• WHAT YOU ARE ASKED TO DO:
Leave the pictures out. Return all other data exactly.

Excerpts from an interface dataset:

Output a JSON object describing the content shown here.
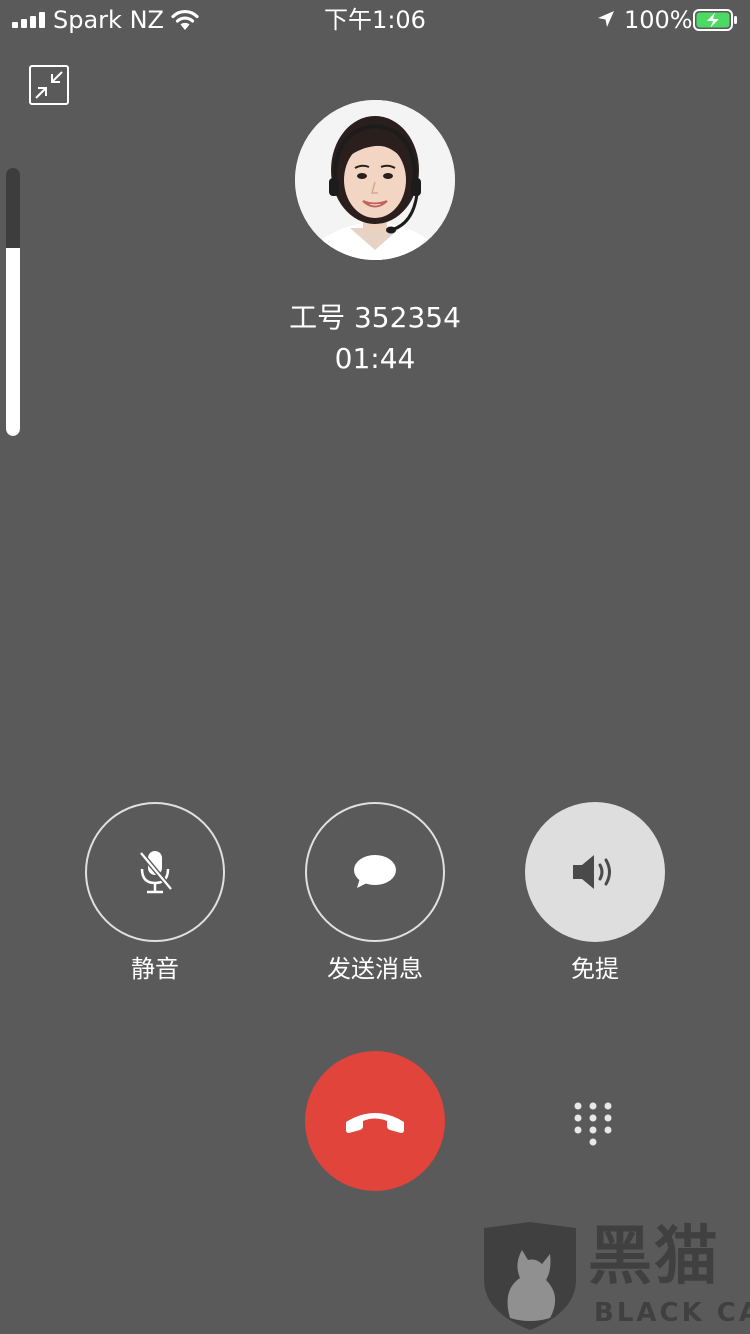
{
  "status_bar": {
    "carrier": "Spark NZ",
    "time": "下午1:06",
    "battery_percent": "100%",
    "battery_level": 1.0,
    "charging": true,
    "icons": [
      "signal-icon",
      "wifi-icon",
      "location-arrow-icon",
      "battery-charging-icon"
    ]
  },
  "call": {
    "caller": "工号 352354",
    "duration": "01:44",
    "volume_level": 0.7
  },
  "actions": {
    "mute_label": "静音",
    "message_label": "发送消息",
    "speaker_label": "免提",
    "speaker_active": true
  },
  "watermark": {
    "cn_text": "黑猫",
    "en_text": "BLACK CAT"
  },
  "colors": {
    "background": "#5a5a5a",
    "hangup": "#e0443a",
    "battery_fill": "#4cd964",
    "active_button": "#dedede"
  }
}
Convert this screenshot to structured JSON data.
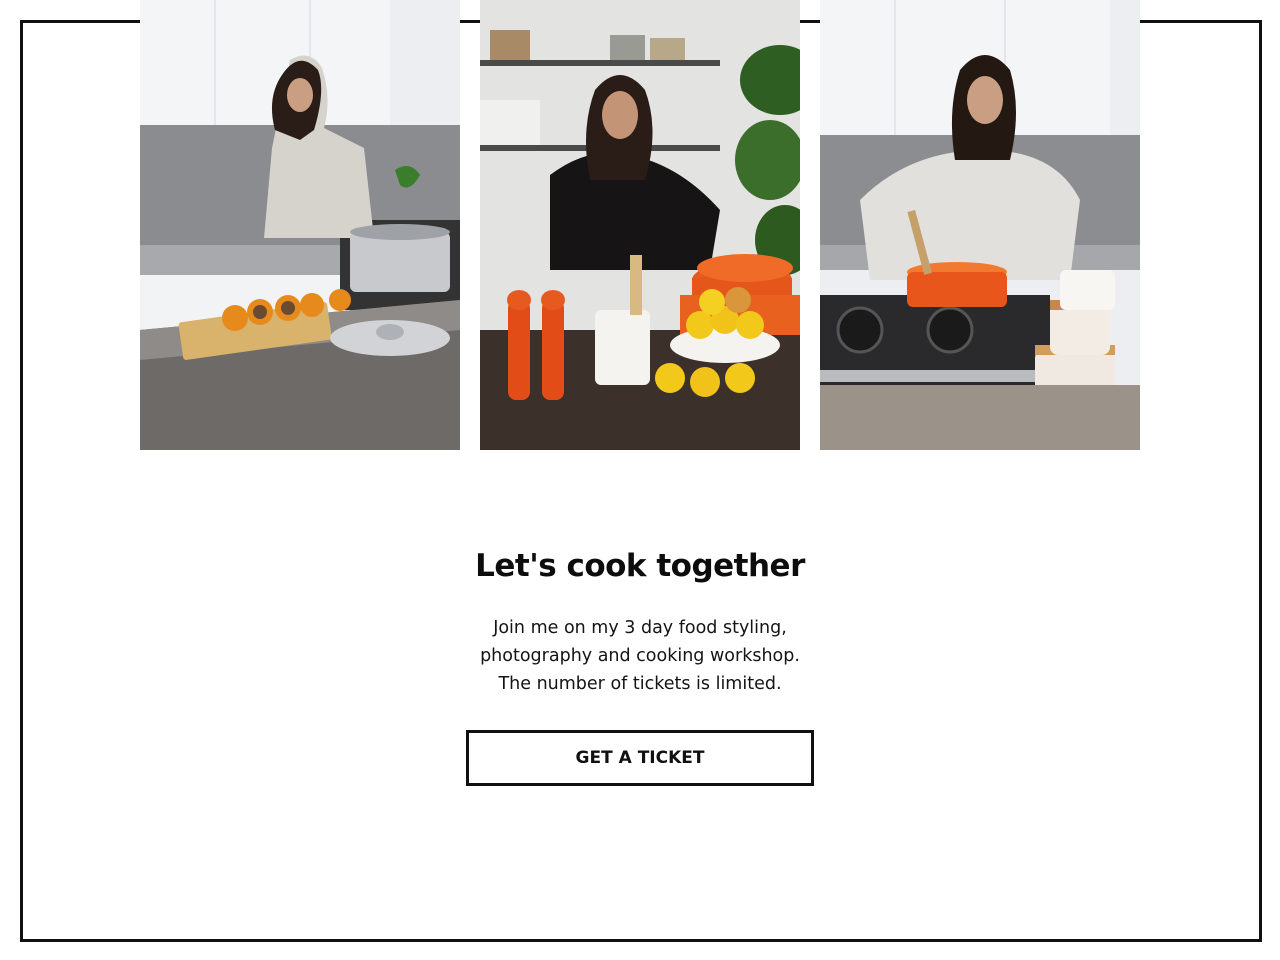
{
  "photos": [
    {
      "alt_icon": "cooking-photo-1"
    },
    {
      "alt_icon": "cooking-photo-2"
    },
    {
      "alt_icon": "cooking-photo-3"
    }
  ],
  "section": {
    "title": "Let's cook together",
    "description_lines": [
      "Join me on my 3 day food styling,",
      "photography and cooking workshop.",
      "The number of tickets is limited."
    ],
    "cta_label": "GET A TICKET"
  },
  "colors": {
    "frame_border": "#111111",
    "accent_orange": "#e8561c",
    "lemon": "#f2c81b"
  }
}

• RESULT OF THE EXERCISE:
Output a JSON object describing the content shown here.
{
  "status_bar": {
    "carrier": "Spark NZ",
    "time": "下午1:06",
    "battery_percent": "100%",
    "battery_level": 1.0,
    "charging": true,
    "icons": [
      "signal-icon",
      "wifi-icon",
      "location-arrow-icon",
      "battery-charging-icon"
    ]
  },
  "call": {
    "caller": "工号 352354",
    "duration": "01:44",
    "volume_level": 0.7
  },
  "actions": {
    "mute_label": "静音",
    "message_label": "发送消息",
    "speaker_label": "免提",
    "speaker_active": true
  },
  "watermark": {
    "cn_text": "黑猫",
    "en_text": "BLACK CAT"
  },
  "colors": {
    "background": "#5a5a5a",
    "hangup": "#e0443a",
    "battery_fill": "#4cd964",
    "active_button": "#dedede"
  }
}
Convert this screenshot to structured JSON data.
{
  "photos": [
    {
      "alt_icon": "cooking-photo-1"
    },
    {
      "alt_icon": "cooking-photo-2"
    },
    {
      "alt_icon": "cooking-photo-3"
    }
  ],
  "section": {
    "title": "Let's cook together",
    "description_lines": [
      "Join me on my 3 day food styling,",
      "photography and cooking workshop.",
      "The number of tickets is limited."
    ],
    "cta_label": "GET A TICKET"
  },
  "colors": {
    "frame_border": "#111111",
    "accent_orange": "#e8561c",
    "lemon": "#f2c81b"
  }
}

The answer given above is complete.